Problem: Your copy should match the records below exactly, except for the pictures.

Exercise data:

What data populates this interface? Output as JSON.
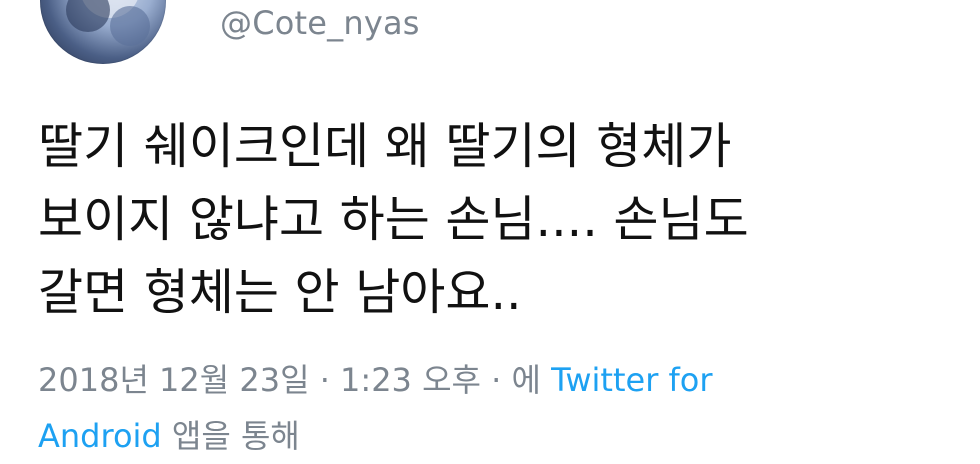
{
  "user": {
    "handle": "@Cote_nyas",
    "avatar_icon": "profile-photo"
  },
  "tweet": {
    "lines": [
      "딸기 쉐이크인데 왜 딸기의 형체가",
      "보이지 않냐고 하는 손님.... 손님도",
      "갈면 형체는 안 남아요.."
    ]
  },
  "meta": {
    "timestamp": "2018년 12월 23일 · 1:23 오후 · 에",
    "source_link_part1": "Twitter for",
    "source_link_part2": "Android",
    "suffix": "앱을 통해"
  },
  "colors": {
    "text": "#111111",
    "secondary": "#7c858f",
    "link": "#1da1f2"
  }
}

Written solution:
What data populates this interface? Output as JSON.
{
  "user": {
    "handle": "@Cote_nyas",
    "avatar_icon": "profile-photo"
  },
  "tweet": {
    "lines": [
      "딸기 쉐이크인데 왜 딸기의 형체가",
      "보이지 않냐고 하는 손님.... 손님도",
      "갈면 형체는 안 남아요.."
    ]
  },
  "meta": {
    "timestamp": "2018년 12월 23일 · 1:23 오후 · 에",
    "source_link_part1": "Twitter for",
    "source_link_part2": "Android",
    "suffix": "앱을 통해"
  },
  "colors": {
    "text": "#111111",
    "secondary": "#7c858f",
    "link": "#1da1f2"
  }
}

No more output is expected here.